§ What you have to do
Provide only the number of lines below that hold "text".

§ Items from a data source
-- Opening Marker --

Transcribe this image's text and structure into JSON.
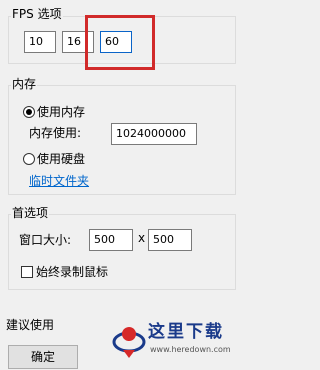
{
  "fps": {
    "group_title": "FPS 选项",
    "values": [
      "10",
      "16",
      "60"
    ]
  },
  "memory": {
    "group_title": "内存",
    "use_memory_label": "使用内存",
    "memory_usage_label": "内存使用:",
    "memory_usage_value": "1024000000",
    "use_disk_label": "使用硬盘",
    "temp_folder_link": "临时文件夹"
  },
  "preferences": {
    "group_title": "首选项",
    "window_size_label": "窗口大小:",
    "width_value": "500",
    "separator": "x",
    "height_value": "500",
    "always_record_mouse_label": "始终录制鼠标"
  },
  "footer": {
    "recommend_label": "建议使用",
    "ok_button": "确定"
  },
  "watermark": {
    "text": "这里下载",
    "url": "www.heredown.com"
  },
  "colors": {
    "highlight": "#d12a2a",
    "link": "#0066cc",
    "focused_border": "#0a64c8",
    "watermark_blue": "#1a3a8a",
    "watermark_red": "#d62828"
  }
}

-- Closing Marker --

§ Answer to this problem
2